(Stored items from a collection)

===============

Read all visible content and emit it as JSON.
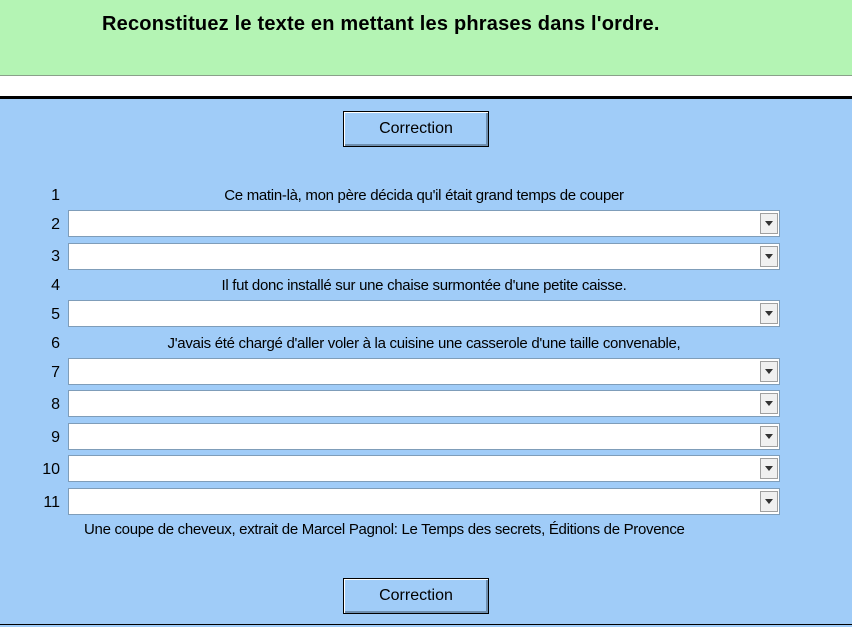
{
  "header": {
    "title": "Reconstituez le texte en mettant les phrases dans l'ordre."
  },
  "buttons": {
    "correction_top": "Correction",
    "correction_bottom": "Correction"
  },
  "rows": [
    {
      "number": "1",
      "type": "text",
      "text": "Ce matin-là, mon père décida qu'il était grand temps de couper"
    },
    {
      "number": "2",
      "type": "select",
      "value": ""
    },
    {
      "number": "3",
      "type": "select",
      "value": ""
    },
    {
      "number": "4",
      "type": "text",
      "text": "Il fut donc installé sur une chaise surmontée d'une petite caisse."
    },
    {
      "number": "5",
      "type": "select",
      "value": ""
    },
    {
      "number": "6",
      "type": "text",
      "text": "J'avais été chargé d'aller voler à la cuisine une casserole d'une taille convenable,"
    },
    {
      "number": "7",
      "type": "select",
      "value": ""
    },
    {
      "number": "8",
      "type": "select",
      "value": ""
    },
    {
      "number": "9",
      "type": "select",
      "value": ""
    },
    {
      "number": "10",
      "type": "select",
      "value": ""
    },
    {
      "number": "11",
      "type": "select",
      "value": ""
    }
  ],
  "source": "Une coupe de cheveux, extrait de Marcel Pagnol: Le Temps des secrets, Éditions de Provence"
}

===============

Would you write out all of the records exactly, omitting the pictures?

SOLUTION TO THE EXERCISE ::
Read all visible content and emit it as JSON.
{
  "header": {
    "title": "Reconstituez le texte en mettant les phrases dans l'ordre."
  },
  "buttons": {
    "correction_top": "Correction",
    "correction_bottom": "Correction"
  },
  "rows": [
    {
      "number": "1",
      "type": "text",
      "text": "Ce matin-là, mon père décida qu'il était grand temps de couper"
    },
    {
      "number": "2",
      "type": "select",
      "value": ""
    },
    {
      "number": "3",
      "type": "select",
      "value": ""
    },
    {
      "number": "4",
      "type": "text",
      "text": "Il fut donc installé sur une chaise surmontée d'une petite caisse."
    },
    {
      "number": "5",
      "type": "select",
      "value": ""
    },
    {
      "number": "6",
      "type": "text",
      "text": "J'avais été chargé d'aller voler à la cuisine une casserole d'une taille convenable,"
    },
    {
      "number": "7",
      "type": "select",
      "value": ""
    },
    {
      "number": "8",
      "type": "select",
      "value": ""
    },
    {
      "number": "9",
      "type": "select",
      "value": ""
    },
    {
      "number": "10",
      "type": "select",
      "value": ""
    },
    {
      "number": "11",
      "type": "select",
      "value": ""
    }
  ],
  "source": "Une coupe de cheveux, extrait de Marcel Pagnol: Le Temps des secrets, Éditions de Provence"
}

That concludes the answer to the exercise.